__Problem to solve__. Tally the lines of the listing below in which the string "Nikdy" occurs, and give the tally alone.

__Raw data__.
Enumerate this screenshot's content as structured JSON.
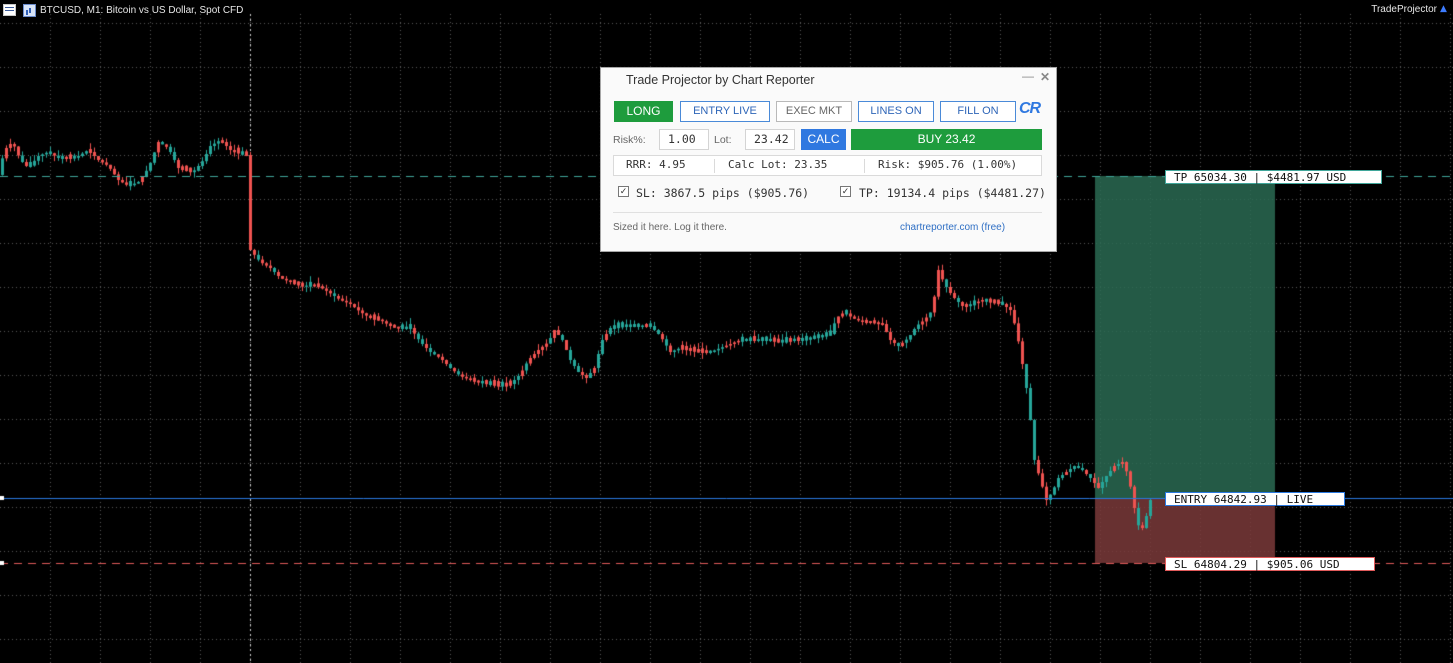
{
  "window": {
    "symbol_title": "BTCUSD, M1:  Bitcoin vs US Dollar, Spot CFD",
    "ea_name": "TradeProjector",
    "ea_icon": "hat-icon"
  },
  "colors": {
    "background": "#000000",
    "grid": "#5a5a5a",
    "bull_candle": "#26a69a",
    "bear_candle": "#ef5350",
    "tp_line": "#3fa69a",
    "entry_line": "#2a79e0",
    "sl_line": "#e05a5a",
    "tp_zone": "#2a6a52",
    "sl_zone": "#7a3a3a",
    "long_button": "#1e9c3d",
    "calc_button": "#2f78e0"
  },
  "levels": {
    "tp": {
      "price": 65034.3,
      "label": "TP 65034.30 | $4481.97 USD"
    },
    "entry": {
      "price": 64842.93,
      "label": "ENTRY 64842.93 | LIVE"
    },
    "sl": {
      "price": 64804.29,
      "label": "SL 64804.29 | $905.06 USD"
    }
  },
  "panel": {
    "title": "Trade Projector by Chart Reporter",
    "buttons": {
      "long": "LONG",
      "entry_live": "ENTRY LIVE",
      "exec_mkt": "EXEC MKT",
      "lines_on": "LINES ON",
      "fill_on": "FILL ON",
      "calc": "CALC",
      "buy": "BUY 23.42"
    },
    "logo": "CR",
    "risk_label": "Risk%:",
    "risk_value": "1.00",
    "lot_label": "Lot:",
    "lot_value": "23.42",
    "stats": {
      "rrr": "RRR: 4.95",
      "calc_lot": "Calc Lot: 23.35",
      "risk": "Risk: $905.76 (1.00%)"
    },
    "sl_check": {
      "checked": true,
      "mark": "✓",
      "text": "SL: 3867.5 pips ($905.76)"
    },
    "tp_check": {
      "checked": true,
      "mark": "✓",
      "text": "TP: 19134.4 pips ($4481.27)"
    },
    "tagline": "Sized it here. Log it there.",
    "site": "chartreporter.com (free)"
  }
}
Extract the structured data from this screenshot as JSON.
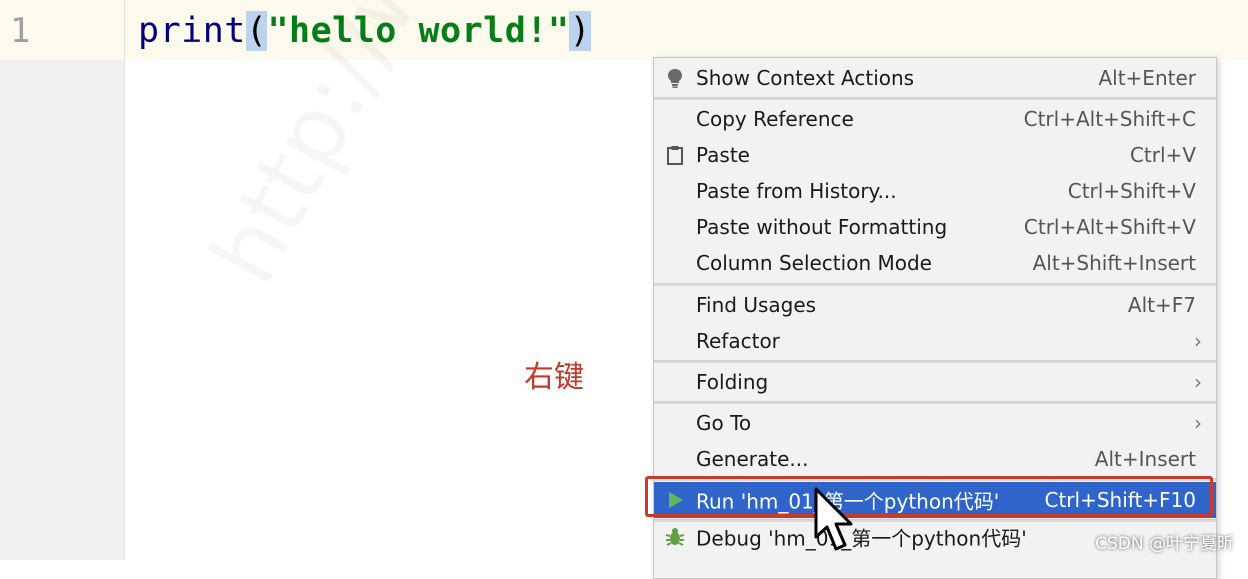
{
  "editor": {
    "line_number": "1",
    "code": {
      "function": "print",
      "open_paren": "(",
      "string": "\"hello world!\"",
      "close_paren": ")"
    }
  },
  "annotation": "右键",
  "watermark": "http://www",
  "credit": "CSDN @叶宁夏昕",
  "context_menu": {
    "show_context_actions": {
      "label": "Show Context Actions",
      "shortcut": "Alt+Enter"
    },
    "copy_reference": {
      "label": "Copy Reference",
      "shortcut": "Ctrl+Alt+Shift+C"
    },
    "paste": {
      "label": "Paste",
      "shortcut": "Ctrl+V"
    },
    "paste_from_history": {
      "label": "Paste from History...",
      "shortcut": "Ctrl+Shift+V"
    },
    "paste_without_formatting": {
      "label": "Paste without Formatting",
      "shortcut": "Ctrl+Alt+Shift+V"
    },
    "column_selection_mode": {
      "label": "Column Selection Mode",
      "shortcut": "Alt+Shift+Insert"
    },
    "find_usages": {
      "label": "Find Usages",
      "shortcut": "Alt+F7"
    },
    "refactor": {
      "label": "Refactor"
    },
    "folding": {
      "label": "Folding"
    },
    "go_to": {
      "label": "Go To"
    },
    "generate": {
      "label": "Generate...",
      "shortcut": "Alt+Insert"
    },
    "run": {
      "label": "Run 'hm_01_第一个python代码'",
      "shortcut": "Ctrl+Shift+F10"
    },
    "debug": {
      "label": "Debug 'hm_01_第一个python代码'"
    }
  },
  "colors": {
    "selection_bg": "#2f65ca",
    "highlight_border": "#c73a2e",
    "annotation_text": "#c0392b",
    "string_token": "#067d17",
    "function_token": "#000080"
  },
  "icons": {
    "show_context_actions": "lightbulb-icon",
    "paste": "clipboard-icon",
    "run": "run-triangle-icon",
    "debug": "debug-bug-icon",
    "submenu": "chevron-right-icon",
    "pointer": "mouse-pointer-icon"
  }
}
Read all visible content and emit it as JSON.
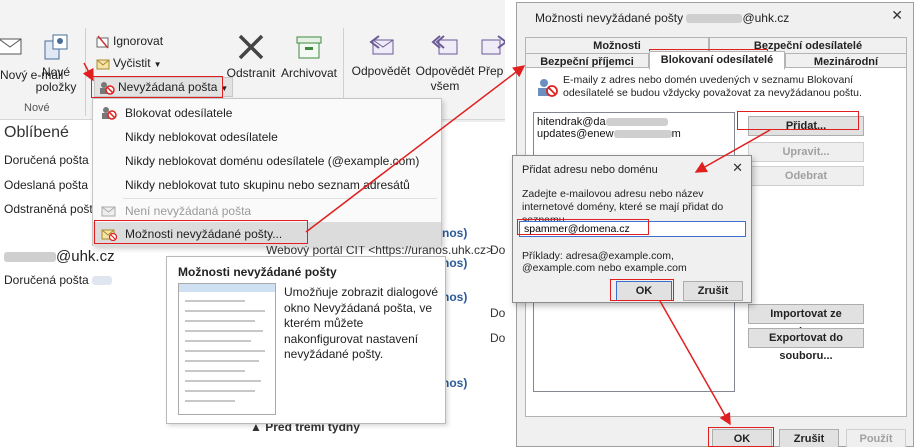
{
  "ribbon": {
    "new_email_label": "Nový e-mail",
    "new_items_label": "Nové položky",
    "new_group_label": "Nové",
    "ignore_label": "Ignorovat",
    "cleanup_label": "Vyčistit",
    "junk_label": "Nevyžádaná pošta",
    "delete_label": "Odstranit",
    "archive_label": "Archivovat",
    "reply_label": "Odpovědět",
    "reply_all_label": "Odpovědět všem",
    "forward_label": "Přep"
  },
  "nav": {
    "favorites_label": "Oblíbené",
    "items": [
      "Doručená pošta",
      "Odeslaná pošta",
      "Odstraněná pošta"
    ],
    "account_suffix": "@uhk.cz",
    "account_inbox": "Doručená pošta"
  },
  "mail_list": {
    "row1_sender": "nos)",
    "row1_preview": "Webový portál CIT <https://uranos.uhk.cz>",
    "row1_col": "Do",
    "row2_sender": "nos)",
    "row2_col": "Do",
    "row3_sender": "nos)",
    "row4_sender": "nos)",
    "footer_group": "Před třemi týdny"
  },
  "junk_menu": {
    "items": [
      {
        "label": "Blokovat odesílatele",
        "disabled": false
      },
      {
        "label": "Nikdy neblokovat odesílatele",
        "disabled": false
      },
      {
        "label": "Nikdy neblokovat doménu odesílatele (@example.com)",
        "disabled": false
      },
      {
        "label": "Nikdy neblokovat tuto skupinu nebo seznam adresátů",
        "disabled": false
      },
      {
        "label": "Není nevyžádaná pošta",
        "disabled": true
      },
      {
        "label": "Možnosti nevyžádané pošty...",
        "disabled": false
      }
    ]
  },
  "tooltip": {
    "title": "Možnosti nevyžádané pošty",
    "description": "Umožňuje zobrazit dialogové okno Nevyžádaná pošta, ve kterém můžete nakonfigurovat nastavení nevyžádané pošty."
  },
  "dialog": {
    "title_prefix": "Možnosti nevyžádané pošty",
    "title_suffix": "@uhk.cz",
    "close_glyph": "✕",
    "tabs_row1": [
      "Možnosti",
      "Bezpeční odesílatelé"
    ],
    "tabs_row2": [
      "Bezpeční příjemci",
      "Blokovaní odesílatelé",
      "Mezinárodní"
    ],
    "active_tab": "Blokovaní odesílatelé",
    "info_text": "E-maily z adres nebo domén uvedených v seznamu Blokovaní odesílatelé se budou vždycky považovat za nevyžádanou poštu.",
    "list_items": [
      {
        "prefix": "hitendrak@da",
        "suffix": ""
      },
      {
        "prefix": "updates@enew",
        "suffix": "m"
      }
    ],
    "add_button": "Přidat...",
    "edit_button": "Upravit...",
    "remove_button": "Odebrat",
    "import_button": "Importovat ze souboru...",
    "export_button": "Exportovat do souboru...",
    "ok_button": "OK",
    "cancel_button": "Zrušit",
    "apply_button": "Použít"
  },
  "add_dialog": {
    "title": "Přidat adresu nebo doménu",
    "close_glyph": "✕",
    "description": "Zadejte e-mailovou adresu nebo název internetové domény, které se mají přidat do seznamu.",
    "input_value": "spammer@domena.cz",
    "examples": "Příklady: adresa@example.com, @example.com nebo example.com",
    "ok_button": "OK",
    "cancel_button": "Zrušit"
  },
  "colors": {
    "highlight_red": "#e02020",
    "link_blue": "#2a5a9b",
    "ribbon_bg": "#f3f3f3",
    "dialog_bg": "#f0f0f0"
  }
}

__Task result__. 3